What to work on: Starting at the first line and ending at the last, repeat the material word for word.

Dataset records:
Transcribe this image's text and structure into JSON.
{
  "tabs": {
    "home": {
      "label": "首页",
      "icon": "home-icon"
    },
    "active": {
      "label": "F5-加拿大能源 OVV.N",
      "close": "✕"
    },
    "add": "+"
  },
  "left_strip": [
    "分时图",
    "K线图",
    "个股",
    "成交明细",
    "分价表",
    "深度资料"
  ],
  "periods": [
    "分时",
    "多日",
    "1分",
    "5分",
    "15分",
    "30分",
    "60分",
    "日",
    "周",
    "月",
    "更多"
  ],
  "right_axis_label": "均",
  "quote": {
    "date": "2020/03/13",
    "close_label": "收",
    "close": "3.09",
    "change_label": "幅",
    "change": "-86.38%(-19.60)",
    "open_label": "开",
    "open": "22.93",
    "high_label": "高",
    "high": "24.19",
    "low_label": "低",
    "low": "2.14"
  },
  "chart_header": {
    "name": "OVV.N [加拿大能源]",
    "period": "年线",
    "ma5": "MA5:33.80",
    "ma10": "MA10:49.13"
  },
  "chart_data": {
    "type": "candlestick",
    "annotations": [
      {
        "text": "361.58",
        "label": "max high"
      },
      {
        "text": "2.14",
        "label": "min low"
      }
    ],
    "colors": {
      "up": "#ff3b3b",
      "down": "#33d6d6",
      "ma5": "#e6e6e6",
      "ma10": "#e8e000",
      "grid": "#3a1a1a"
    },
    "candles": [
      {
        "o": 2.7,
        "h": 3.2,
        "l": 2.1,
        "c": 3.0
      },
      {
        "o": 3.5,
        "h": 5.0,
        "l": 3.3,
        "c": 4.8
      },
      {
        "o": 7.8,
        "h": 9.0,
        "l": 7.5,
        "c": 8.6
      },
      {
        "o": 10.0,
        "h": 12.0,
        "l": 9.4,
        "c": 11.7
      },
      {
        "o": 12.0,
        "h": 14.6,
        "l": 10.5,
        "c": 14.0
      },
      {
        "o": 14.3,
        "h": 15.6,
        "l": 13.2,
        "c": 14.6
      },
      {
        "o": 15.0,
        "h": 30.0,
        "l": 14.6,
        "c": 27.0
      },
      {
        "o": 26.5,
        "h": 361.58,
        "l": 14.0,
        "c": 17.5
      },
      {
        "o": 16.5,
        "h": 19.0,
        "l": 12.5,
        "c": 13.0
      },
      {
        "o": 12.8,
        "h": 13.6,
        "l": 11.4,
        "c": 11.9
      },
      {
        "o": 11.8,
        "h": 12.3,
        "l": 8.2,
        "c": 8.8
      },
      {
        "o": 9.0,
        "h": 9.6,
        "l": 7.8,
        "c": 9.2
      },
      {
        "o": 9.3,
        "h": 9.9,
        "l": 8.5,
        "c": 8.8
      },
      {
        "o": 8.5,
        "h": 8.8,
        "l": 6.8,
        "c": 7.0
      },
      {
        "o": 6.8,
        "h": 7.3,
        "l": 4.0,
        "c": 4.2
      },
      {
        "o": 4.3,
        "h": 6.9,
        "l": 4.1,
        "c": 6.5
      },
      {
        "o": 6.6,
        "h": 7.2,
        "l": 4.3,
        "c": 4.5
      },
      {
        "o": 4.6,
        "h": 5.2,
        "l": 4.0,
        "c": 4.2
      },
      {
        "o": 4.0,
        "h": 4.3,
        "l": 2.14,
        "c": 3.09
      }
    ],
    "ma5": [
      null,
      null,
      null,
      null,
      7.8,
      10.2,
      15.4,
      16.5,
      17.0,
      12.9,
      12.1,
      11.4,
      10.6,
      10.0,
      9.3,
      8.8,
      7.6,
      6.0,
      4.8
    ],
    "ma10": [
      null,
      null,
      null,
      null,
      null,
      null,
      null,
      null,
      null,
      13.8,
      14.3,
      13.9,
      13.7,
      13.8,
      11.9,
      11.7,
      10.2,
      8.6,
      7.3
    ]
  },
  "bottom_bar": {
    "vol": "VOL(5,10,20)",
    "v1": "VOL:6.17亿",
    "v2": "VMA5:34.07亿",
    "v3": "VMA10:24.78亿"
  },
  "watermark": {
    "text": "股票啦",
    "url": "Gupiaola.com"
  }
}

Problem solution:
Transcribe this image's text and structure into JSON.
{
  "tabs": {
    "home": {
      "label": "首页",
      "icon": "home-icon"
    },
    "active": {
      "label": "F5-加拿大能源 OVV.N",
      "close": "✕"
    },
    "add": "+"
  },
  "left_strip": [
    "分时图",
    "K线图",
    "个股",
    "成交明细",
    "分价表",
    "深度资料"
  ],
  "periods": [
    "分时",
    "多日",
    "1分",
    "5分",
    "15分",
    "30分",
    "60分",
    "日",
    "周",
    "月",
    "更多"
  ],
  "right_axis_label": "均",
  "quote": {
    "date": "2020/03/13",
    "close_label": "收",
    "close": "3.09",
    "change_label": "幅",
    "change": "-86.38%(-19.60)",
    "open_label": "开",
    "open": "22.93",
    "high_label": "高",
    "high": "24.19",
    "low_label": "低",
    "low": "2.14"
  },
  "chart_header": {
    "name": "OVV.N [加拿大能源]",
    "period": "年线",
    "ma5": "MA5:33.80",
    "ma10": "MA10:49.13"
  },
  "chart_data": {
    "type": "candlestick",
    "annotations": [
      {
        "text": "361.58",
        "label": "max high"
      },
      {
        "text": "2.14",
        "label": "min low"
      }
    ],
    "colors": {
      "up": "#ff3b3b",
      "down": "#33d6d6",
      "ma5": "#e6e6e6",
      "ma10": "#e8e000",
      "grid": "#3a1a1a"
    },
    "candles": [
      {
        "o": 2.7,
        "h": 3.2,
        "l": 2.1,
        "c": 3.0
      },
      {
        "o": 3.5,
        "h": 5.0,
        "l": 3.3,
        "c": 4.8
      },
      {
        "o": 7.8,
        "h": 9.0,
        "l": 7.5,
        "c": 8.6
      },
      {
        "o": 10.0,
        "h": 12.0,
        "l": 9.4,
        "c": 11.7
      },
      {
        "o": 12.0,
        "h": 14.6,
        "l": 10.5,
        "c": 14.0
      },
      {
        "o": 14.3,
        "h": 15.6,
        "l": 13.2,
        "c": 14.6
      },
      {
        "o": 15.0,
        "h": 30.0,
        "l": 14.6,
        "c": 27.0
      },
      {
        "o": 26.5,
        "h": 361.58,
        "l": 14.0,
        "c": 17.5
      },
      {
        "o": 16.5,
        "h": 19.0,
        "l": 12.5,
        "c": 13.0
      },
      {
        "o": 12.8,
        "h": 13.6,
        "l": 11.4,
        "c": 11.9
      },
      {
        "o": 11.8,
        "h": 12.3,
        "l": 8.2,
        "c": 8.8
      },
      {
        "o": 9.0,
        "h": 9.6,
        "l": 7.8,
        "c": 9.2
      },
      {
        "o": 9.3,
        "h": 9.9,
        "l": 8.5,
        "c": 8.8
      },
      {
        "o": 8.5,
        "h": 8.8,
        "l": 6.8,
        "c": 7.0
      },
      {
        "o": 6.8,
        "h": 7.3,
        "l": 4.0,
        "c": 4.2
      },
      {
        "o": 4.3,
        "h": 6.9,
        "l": 4.1,
        "c": 6.5
      },
      {
        "o": 6.6,
        "h": 7.2,
        "l": 4.3,
        "c": 4.5
      },
      {
        "o": 4.6,
        "h": 5.2,
        "l": 4.0,
        "c": 4.2
      },
      {
        "o": 4.0,
        "h": 4.3,
        "l": 2.14,
        "c": 3.09
      }
    ],
    "ma5": [
      null,
      null,
      null,
      null,
      7.8,
      10.2,
      15.4,
      16.5,
      17.0,
      12.9,
      12.1,
      11.4,
      10.6,
      10.0,
      9.3,
      8.8,
      7.6,
      6.0,
      4.8
    ],
    "ma10": [
      null,
      null,
      null,
      null,
      null,
      null,
      null,
      null,
      null,
      13.8,
      14.3,
      13.9,
      13.7,
      13.8,
      11.9,
      11.7,
      10.2,
      8.6,
      7.3
    ]
  },
  "bottom_bar": {
    "vol": "VOL(5,10,20)",
    "v1": "VOL:6.17亿",
    "v2": "VMA5:34.07亿",
    "v3": "VMA10:24.78亿"
  },
  "watermark": {
    "text": "股票啦",
    "url": "Gupiaola.com"
  }
}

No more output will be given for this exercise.